It’s nice to know that the funds BC/EFA provides Joseph’s House are spent on food that’s not only nutritious, but, in many cases, mouth-watering.
“In 2008 and 2009, your grant funds were used to purchase fresh fruits and vegetables; staples such as flour, cooking oil, spices, and sugar; beverages such as coffee, juices, and milk; meats such as roasts, chicken, and pork; seafood such as crab legs (a real favorite of residents!) and trout,” Wudel says, listing just a few of the items purchased with Food Service Grant dollars.
And, in these challenging times, Joseph’s House is embracing an austerity plan to make sure these delicious meals continue. This short- and long-term plan includes “significant, voluntary adjustments by staff that will reduce costs while maintaining service and avoid immediate staff layoffs,” she says.
For example, early in 2009, some staff members chose to take salary reductions of up to 40%, while others opted to forego health insurance, or to work more hours for the same level of compensation.
Meanwhile, Wudel and the Joseph’s House board have been meeting with local government officials and elected representatives to seek restoration of (previously cut) grant funds and to identify alternative sources of funding, she explains, adding that efforts also are underway to increase the facility’s online fundraising.
“We are committed to our cause and we’re willing to do what it takes to make sure that Joseph’s House survives this economic downturn,” Wudel says. “Our patients need us, now more than ever, and we want to be around for a long time.”

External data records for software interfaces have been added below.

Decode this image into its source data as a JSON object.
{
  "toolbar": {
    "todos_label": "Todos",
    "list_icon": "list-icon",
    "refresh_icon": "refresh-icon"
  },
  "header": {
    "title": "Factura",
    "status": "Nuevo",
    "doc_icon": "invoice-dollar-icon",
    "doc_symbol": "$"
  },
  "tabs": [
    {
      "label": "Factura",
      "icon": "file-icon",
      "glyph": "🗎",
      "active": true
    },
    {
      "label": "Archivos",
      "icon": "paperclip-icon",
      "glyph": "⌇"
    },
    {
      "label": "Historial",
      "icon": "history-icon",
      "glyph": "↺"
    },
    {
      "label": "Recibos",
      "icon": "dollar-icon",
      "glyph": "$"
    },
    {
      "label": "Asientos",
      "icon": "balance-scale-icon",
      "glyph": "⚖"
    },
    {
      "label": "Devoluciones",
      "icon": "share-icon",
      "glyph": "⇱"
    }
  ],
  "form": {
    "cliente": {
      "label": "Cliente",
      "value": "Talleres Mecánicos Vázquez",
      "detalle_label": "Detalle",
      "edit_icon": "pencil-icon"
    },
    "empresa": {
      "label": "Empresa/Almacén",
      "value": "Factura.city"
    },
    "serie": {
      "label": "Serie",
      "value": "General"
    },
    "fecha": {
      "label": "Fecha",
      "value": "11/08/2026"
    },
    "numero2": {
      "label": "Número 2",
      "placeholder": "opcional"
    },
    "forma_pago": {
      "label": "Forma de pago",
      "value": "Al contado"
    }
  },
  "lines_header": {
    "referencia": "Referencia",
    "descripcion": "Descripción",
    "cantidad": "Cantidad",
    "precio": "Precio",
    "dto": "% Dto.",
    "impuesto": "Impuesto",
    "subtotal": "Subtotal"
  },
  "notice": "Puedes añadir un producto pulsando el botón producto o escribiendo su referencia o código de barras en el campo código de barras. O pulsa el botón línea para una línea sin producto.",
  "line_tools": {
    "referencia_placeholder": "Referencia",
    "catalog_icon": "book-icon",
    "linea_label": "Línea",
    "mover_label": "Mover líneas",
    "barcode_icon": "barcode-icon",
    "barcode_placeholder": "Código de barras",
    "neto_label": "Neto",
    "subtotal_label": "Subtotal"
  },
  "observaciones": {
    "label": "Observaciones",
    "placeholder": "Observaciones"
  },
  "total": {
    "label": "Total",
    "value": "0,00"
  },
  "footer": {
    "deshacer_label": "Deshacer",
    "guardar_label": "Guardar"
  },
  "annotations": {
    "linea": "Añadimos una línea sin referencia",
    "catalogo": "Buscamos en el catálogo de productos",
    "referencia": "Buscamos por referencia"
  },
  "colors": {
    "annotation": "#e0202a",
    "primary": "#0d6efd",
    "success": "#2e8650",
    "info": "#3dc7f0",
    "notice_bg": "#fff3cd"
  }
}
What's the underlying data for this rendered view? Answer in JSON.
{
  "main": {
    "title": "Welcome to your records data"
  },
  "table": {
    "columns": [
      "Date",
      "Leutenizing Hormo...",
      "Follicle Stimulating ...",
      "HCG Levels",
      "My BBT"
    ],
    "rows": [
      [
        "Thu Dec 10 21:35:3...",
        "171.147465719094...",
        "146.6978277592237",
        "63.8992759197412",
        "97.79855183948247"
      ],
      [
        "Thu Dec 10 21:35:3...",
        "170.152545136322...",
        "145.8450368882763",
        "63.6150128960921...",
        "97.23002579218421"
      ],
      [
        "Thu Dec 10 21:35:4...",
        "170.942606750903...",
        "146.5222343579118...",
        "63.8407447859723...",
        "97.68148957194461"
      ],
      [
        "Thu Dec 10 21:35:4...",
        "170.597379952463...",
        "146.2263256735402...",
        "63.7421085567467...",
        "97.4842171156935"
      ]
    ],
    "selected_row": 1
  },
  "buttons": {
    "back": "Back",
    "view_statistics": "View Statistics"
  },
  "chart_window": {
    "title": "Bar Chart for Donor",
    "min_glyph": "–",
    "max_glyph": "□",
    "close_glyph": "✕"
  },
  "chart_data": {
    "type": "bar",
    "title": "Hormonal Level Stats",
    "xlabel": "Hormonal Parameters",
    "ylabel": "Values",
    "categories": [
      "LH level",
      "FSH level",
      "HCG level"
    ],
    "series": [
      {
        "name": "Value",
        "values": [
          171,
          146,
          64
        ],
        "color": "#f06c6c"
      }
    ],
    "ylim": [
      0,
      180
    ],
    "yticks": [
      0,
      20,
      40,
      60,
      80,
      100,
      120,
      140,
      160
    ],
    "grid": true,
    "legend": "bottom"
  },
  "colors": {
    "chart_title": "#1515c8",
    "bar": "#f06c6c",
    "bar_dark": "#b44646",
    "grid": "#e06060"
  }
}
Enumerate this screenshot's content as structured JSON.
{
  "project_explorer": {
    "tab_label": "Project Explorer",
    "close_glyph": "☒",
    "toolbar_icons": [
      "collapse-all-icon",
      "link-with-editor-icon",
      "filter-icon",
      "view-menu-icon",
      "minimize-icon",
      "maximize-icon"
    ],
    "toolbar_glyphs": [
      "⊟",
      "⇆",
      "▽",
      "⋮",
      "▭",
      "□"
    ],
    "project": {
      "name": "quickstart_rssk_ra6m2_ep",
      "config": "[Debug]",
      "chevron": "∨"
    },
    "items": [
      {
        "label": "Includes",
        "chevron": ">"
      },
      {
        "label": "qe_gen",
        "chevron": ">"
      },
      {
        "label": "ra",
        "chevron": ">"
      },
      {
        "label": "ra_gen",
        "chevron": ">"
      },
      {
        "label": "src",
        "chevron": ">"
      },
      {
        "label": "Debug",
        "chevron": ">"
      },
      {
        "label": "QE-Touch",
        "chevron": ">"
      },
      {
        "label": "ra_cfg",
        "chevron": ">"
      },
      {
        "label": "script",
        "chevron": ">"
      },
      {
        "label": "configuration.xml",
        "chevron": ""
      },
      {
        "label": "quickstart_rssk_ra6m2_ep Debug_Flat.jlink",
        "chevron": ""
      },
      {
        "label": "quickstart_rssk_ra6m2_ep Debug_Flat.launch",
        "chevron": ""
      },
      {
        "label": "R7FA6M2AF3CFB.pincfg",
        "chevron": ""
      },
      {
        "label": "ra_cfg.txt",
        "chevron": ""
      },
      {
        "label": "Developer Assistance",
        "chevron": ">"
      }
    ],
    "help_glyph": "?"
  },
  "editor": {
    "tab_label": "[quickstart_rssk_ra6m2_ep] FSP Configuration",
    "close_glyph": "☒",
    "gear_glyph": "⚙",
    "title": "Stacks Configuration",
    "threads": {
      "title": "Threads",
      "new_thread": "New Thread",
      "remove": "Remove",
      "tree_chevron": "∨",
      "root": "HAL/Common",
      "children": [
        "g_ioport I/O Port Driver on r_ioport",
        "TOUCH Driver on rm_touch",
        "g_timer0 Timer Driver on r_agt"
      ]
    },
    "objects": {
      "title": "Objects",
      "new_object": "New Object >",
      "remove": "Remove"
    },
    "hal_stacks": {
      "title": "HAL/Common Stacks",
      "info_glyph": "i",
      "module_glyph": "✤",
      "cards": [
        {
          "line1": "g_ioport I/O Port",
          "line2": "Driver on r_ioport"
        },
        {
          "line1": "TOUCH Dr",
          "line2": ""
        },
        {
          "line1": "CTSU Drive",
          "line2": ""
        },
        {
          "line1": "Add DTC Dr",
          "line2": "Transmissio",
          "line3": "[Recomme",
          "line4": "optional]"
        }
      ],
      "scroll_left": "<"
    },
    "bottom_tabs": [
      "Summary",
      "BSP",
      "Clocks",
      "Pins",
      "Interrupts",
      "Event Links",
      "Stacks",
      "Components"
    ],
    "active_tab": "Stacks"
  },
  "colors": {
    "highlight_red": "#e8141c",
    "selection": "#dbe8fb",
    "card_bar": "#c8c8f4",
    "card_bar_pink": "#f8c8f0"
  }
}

For more on Joseph’s House, visit their website athttp://www.josephshouse.org/
Read More: Mack: One Life at Joseph’s House